An on-call firefighter who had to leave the Service after a horrific injury to his hand has re-joined his station at Tiverton following seven years of surgery and rehabilitation.
Anthony Seward had four fingertips on his left hand amputated after it was crushed in an industrial mangle while he was working in a factory. Surgeons sewed the hand into his abdomen to help it heal and performed multiple operations to save as much of the hand as possible.
He had lost the skin and tissue down to the bone and tendons in his hand. After the hand had been secured in his abdominal wall for three weeks, the fingers had to be separated and then reconstructed in a series of operations.

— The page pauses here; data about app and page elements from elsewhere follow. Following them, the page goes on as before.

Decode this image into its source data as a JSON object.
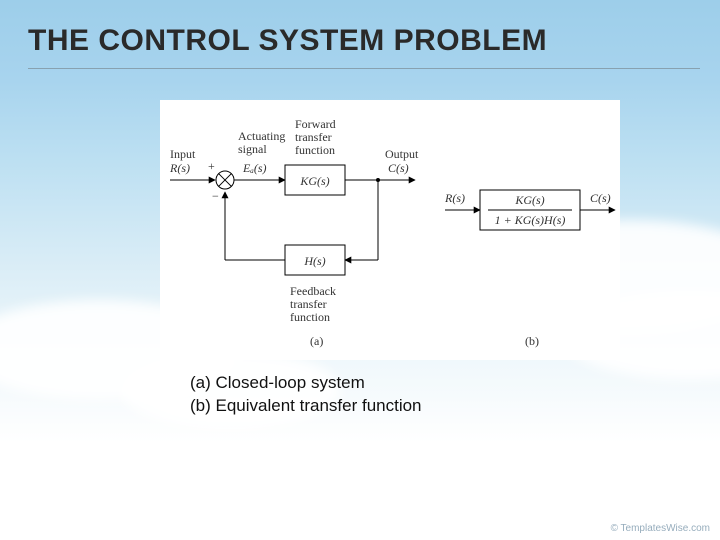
{
  "title": "THE CONTROL SYSTEM PROBLEM",
  "fig_a": {
    "input_label_top": "Input",
    "input_label_bot": "R(s)",
    "actuating_top": "Actuating",
    "actuating_mid": "signal",
    "actuating_sym": "Eₐ(s)",
    "forward_top": "Forward",
    "forward_mid": "transfer",
    "forward_bot": "function",
    "forward_block": "KG(s)",
    "output_top": "Output",
    "output_bot": "C(s)",
    "feedback_block": "H(s)",
    "feedback_top": "Feedback",
    "feedback_mid": "transfer",
    "feedback_bot": "function",
    "plus": "+",
    "minus": "−",
    "tag": "(a)"
  },
  "fig_b": {
    "input": "R(s)",
    "tf_num": "KG(s)",
    "tf_den": "1 + KG(s)H(s)",
    "output": "C(s)",
    "tag": "(b)"
  },
  "captions": {
    "a": "(a) Closed-loop system",
    "b": "(b) Equivalent transfer function"
  },
  "watermark": "© TemplatesWise.com"
}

Following the incident in 2016, Anthony left the Service due to the loss of grip strength and dexterity in his hand, after only serving in his dream job as a firefighter for a year and was not expecting to be able to return.

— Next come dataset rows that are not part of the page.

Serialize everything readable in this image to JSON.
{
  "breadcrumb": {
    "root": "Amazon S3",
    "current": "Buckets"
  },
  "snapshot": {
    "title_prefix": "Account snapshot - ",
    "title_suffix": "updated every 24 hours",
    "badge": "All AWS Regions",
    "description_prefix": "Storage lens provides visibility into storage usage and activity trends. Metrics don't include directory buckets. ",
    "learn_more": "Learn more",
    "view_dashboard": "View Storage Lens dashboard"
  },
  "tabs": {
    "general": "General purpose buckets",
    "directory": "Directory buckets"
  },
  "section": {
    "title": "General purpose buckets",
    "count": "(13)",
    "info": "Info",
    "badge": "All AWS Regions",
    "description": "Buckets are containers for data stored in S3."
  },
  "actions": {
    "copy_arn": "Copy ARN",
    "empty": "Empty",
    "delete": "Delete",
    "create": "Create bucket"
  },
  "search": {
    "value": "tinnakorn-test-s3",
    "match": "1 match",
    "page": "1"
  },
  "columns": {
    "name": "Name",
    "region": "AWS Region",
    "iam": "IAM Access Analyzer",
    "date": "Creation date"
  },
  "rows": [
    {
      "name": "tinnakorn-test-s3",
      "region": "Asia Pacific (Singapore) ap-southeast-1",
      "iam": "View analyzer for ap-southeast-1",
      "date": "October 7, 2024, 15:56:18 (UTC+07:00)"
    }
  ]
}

“It was really upsetting having to admit that it’s not going to happen again,” he said.
He went to university in Birmingham to study strength and conditioning for a new career in sports management when he passed the grip test – the entry requirement he had most struggled to reach - while on his course.
He reapplied to join as an on-call firefighter and after completing his initial training courses has been out on his first ‘shout.’
Anthony, now aged 27, said: “I wouldn’t be in this position without the NHS, ambulance, air ambulance staff and surgeons. It wasn’t going to grow back but it’s come as far as it can. It was scary at the time, but it has healed up and I can use it now so hopefully I can do some good from it.
“I’m as excited as I could be, it’s such a relief that I’m back in and operational. It feels as good as I was expecting, especially as I never thought I’d get the chance again. It is the best job in the world, the chance to help people on the worst day of their life.
“The station has welcomed me back with open arms. On the plus side, I can’t carry more than two drinks in the pub!”
Station Manager Dominic Mallett said: “Anthony has worked hard in collaboration with the training team at the Service to adapt his training techniques to allow him to fulfil a full operational roll. It is testament to his grit and determination for him to be able to return after such a significant injury.
“At Devon and Somerset Fire and Rescue Service, we pride ourselves on providing a diverse workplace. There are many roles (both support and operational) in the organisation that can be completed by people with a disability.”